■ **Brief**
If a record below holds a picture, leave the picture out and copy the rest exactly.

■ **Supplied entries**
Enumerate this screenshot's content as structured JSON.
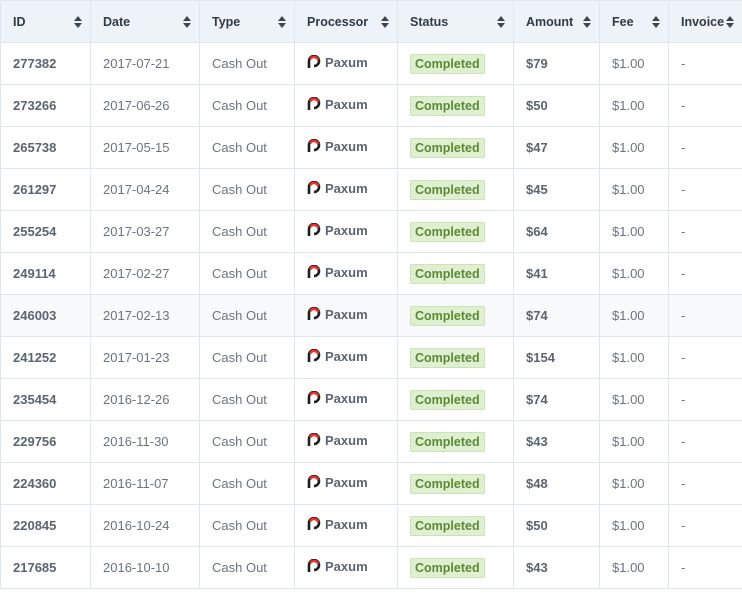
{
  "columns": [
    {
      "key": "id",
      "label": "ID"
    },
    {
      "key": "date",
      "label": "Date"
    },
    {
      "key": "type",
      "label": "Type"
    },
    {
      "key": "processor",
      "label": "Processor"
    },
    {
      "key": "status",
      "label": "Status"
    },
    {
      "key": "amount",
      "label": "Amount"
    },
    {
      "key": "fee",
      "label": "Fee"
    },
    {
      "key": "invoice",
      "label": "Invoice"
    }
  ],
  "rows": [
    {
      "id": "277382",
      "date": "2017-07-21",
      "type": "Cash Out",
      "processor": "Paxum",
      "status": "Completed",
      "amount": "$79",
      "fee": "$1.00",
      "invoice": "-"
    },
    {
      "id": "273266",
      "date": "2017-06-26",
      "type": "Cash Out",
      "processor": "Paxum",
      "status": "Completed",
      "amount": "$50",
      "fee": "$1.00",
      "invoice": "-"
    },
    {
      "id": "265738",
      "date": "2017-05-15",
      "type": "Cash Out",
      "processor": "Paxum",
      "status": "Completed",
      "amount": "$47",
      "fee": "$1.00",
      "invoice": "-"
    },
    {
      "id": "261297",
      "date": "2017-04-24",
      "type": "Cash Out",
      "processor": "Paxum",
      "status": "Completed",
      "amount": "$45",
      "fee": "$1.00",
      "invoice": "-"
    },
    {
      "id": "255254",
      "date": "2017-03-27",
      "type": "Cash Out",
      "processor": "Paxum",
      "status": "Completed",
      "amount": "$64",
      "fee": "$1.00",
      "invoice": "-"
    },
    {
      "id": "249114",
      "date": "2017-02-27",
      "type": "Cash Out",
      "processor": "Paxum",
      "status": "Completed",
      "amount": "$41",
      "fee": "$1.00",
      "invoice": "-"
    },
    {
      "id": "246003",
      "date": "2017-02-13",
      "type": "Cash Out",
      "processor": "Paxum",
      "status": "Completed",
      "amount": "$74",
      "fee": "$1.00",
      "invoice": "-"
    },
    {
      "id": "241252",
      "date": "2017-01-23",
      "type": "Cash Out",
      "processor": "Paxum",
      "status": "Completed",
      "amount": "$154",
      "fee": "$1.00",
      "invoice": "-"
    },
    {
      "id": "235454",
      "date": "2016-12-26",
      "type": "Cash Out",
      "processor": "Paxum",
      "status": "Completed",
      "amount": "$74",
      "fee": "$1.00",
      "invoice": "-"
    },
    {
      "id": "229756",
      "date": "2016-11-30",
      "type": "Cash Out",
      "processor": "Paxum",
      "status": "Completed",
      "amount": "$43",
      "fee": "$1.00",
      "invoice": "-"
    },
    {
      "id": "224360",
      "date": "2016-11-07",
      "type": "Cash Out",
      "processor": "Paxum",
      "status": "Completed",
      "amount": "$48",
      "fee": "$1.00",
      "invoice": "-"
    },
    {
      "id": "220845",
      "date": "2016-10-24",
      "type": "Cash Out",
      "processor": "Paxum",
      "status": "Completed",
      "amount": "$50",
      "fee": "$1.00",
      "invoice": "-"
    },
    {
      "id": "217685",
      "date": "2016-10-10",
      "type": "Cash Out",
      "processor": "Paxum",
      "status": "Completed",
      "amount": "$43",
      "fee": "$1.00",
      "invoice": "-"
    }
  ],
  "highlight_row_index": 6,
  "icons": {
    "sort": "sort-icon",
    "processor_logo": "paxum-logo-icon"
  },
  "colors": {
    "header_bg": "#eef3f7",
    "border": "#dfe6ec",
    "status_completed_bg": "#dff0d2",
    "status_completed_text": "#5c8a33",
    "paxum_red": "#e8352b",
    "paxum_dark": "#1f1f1f"
  }
}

■ **Answer section**
Enumerate this screenshot's content as structured JSON.
{
  "columns": [
    {
      "key": "id",
      "label": "ID"
    },
    {
      "key": "date",
      "label": "Date"
    },
    {
      "key": "type",
      "label": "Type"
    },
    {
      "key": "processor",
      "label": "Processor"
    },
    {
      "key": "status",
      "label": "Status"
    },
    {
      "key": "amount",
      "label": "Amount"
    },
    {
      "key": "fee",
      "label": "Fee"
    },
    {
      "key": "invoice",
      "label": "Invoice"
    }
  ],
  "rows": [
    {
      "id": "277382",
      "date": "2017-07-21",
      "type": "Cash Out",
      "processor": "Paxum",
      "status": "Completed",
      "amount": "$79",
      "fee": "$1.00",
      "invoice": "-"
    },
    {
      "id": "273266",
      "date": "2017-06-26",
      "type": "Cash Out",
      "processor": "Paxum",
      "status": "Completed",
      "amount": "$50",
      "fee": "$1.00",
      "invoice": "-"
    },
    {
      "id": "265738",
      "date": "2017-05-15",
      "type": "Cash Out",
      "processor": "Paxum",
      "status": "Completed",
      "amount": "$47",
      "fee": "$1.00",
      "invoice": "-"
    },
    {
      "id": "261297",
      "date": "2017-04-24",
      "type": "Cash Out",
      "processor": "Paxum",
      "status": "Completed",
      "amount": "$45",
      "fee": "$1.00",
      "invoice": "-"
    },
    {
      "id": "255254",
      "date": "2017-03-27",
      "type": "Cash Out",
      "processor": "Paxum",
      "status": "Completed",
      "amount": "$64",
      "fee": "$1.00",
      "invoice": "-"
    },
    {
      "id": "249114",
      "date": "2017-02-27",
      "type": "Cash Out",
      "processor": "Paxum",
      "status": "Completed",
      "amount": "$41",
      "fee": "$1.00",
      "invoice": "-"
    },
    {
      "id": "246003",
      "date": "2017-02-13",
      "type": "Cash Out",
      "processor": "Paxum",
      "status": "Completed",
      "amount": "$74",
      "fee": "$1.00",
      "invoice": "-"
    },
    {
      "id": "241252",
      "date": "2017-01-23",
      "type": "Cash Out",
      "processor": "Paxum",
      "status": "Completed",
      "amount": "$154",
      "fee": "$1.00",
      "invoice": "-"
    },
    {
      "id": "235454",
      "date": "2016-12-26",
      "type": "Cash Out",
      "processor": "Paxum",
      "status": "Completed",
      "amount": "$74",
      "fee": "$1.00",
      "invoice": "-"
    },
    {
      "id": "229756",
      "date": "2016-11-30",
      "type": "Cash Out",
      "processor": "Paxum",
      "status": "Completed",
      "amount": "$43",
      "fee": "$1.00",
      "invoice": "-"
    },
    {
      "id": "224360",
      "date": "2016-11-07",
      "type": "Cash Out",
      "processor": "Paxum",
      "status": "Completed",
      "amount": "$48",
      "fee": "$1.00",
      "invoice": "-"
    },
    {
      "id": "220845",
      "date": "2016-10-24",
      "type": "Cash Out",
      "processor": "Paxum",
      "status": "Completed",
      "amount": "$50",
      "fee": "$1.00",
      "invoice": "-"
    },
    {
      "id": "217685",
      "date": "2016-10-10",
      "type": "Cash Out",
      "processor": "Paxum",
      "status": "Completed",
      "amount": "$43",
      "fee": "$1.00",
      "invoice": "-"
    }
  ],
  "highlight_row_index": 6,
  "icons": {
    "sort": "sort-icon",
    "processor_logo": "paxum-logo-icon"
  },
  "colors": {
    "header_bg": "#eef3f7",
    "border": "#dfe6ec",
    "status_completed_bg": "#dff0d2",
    "status_completed_text": "#5c8a33",
    "paxum_red": "#e8352b",
    "paxum_dark": "#1f1f1f"
  }
}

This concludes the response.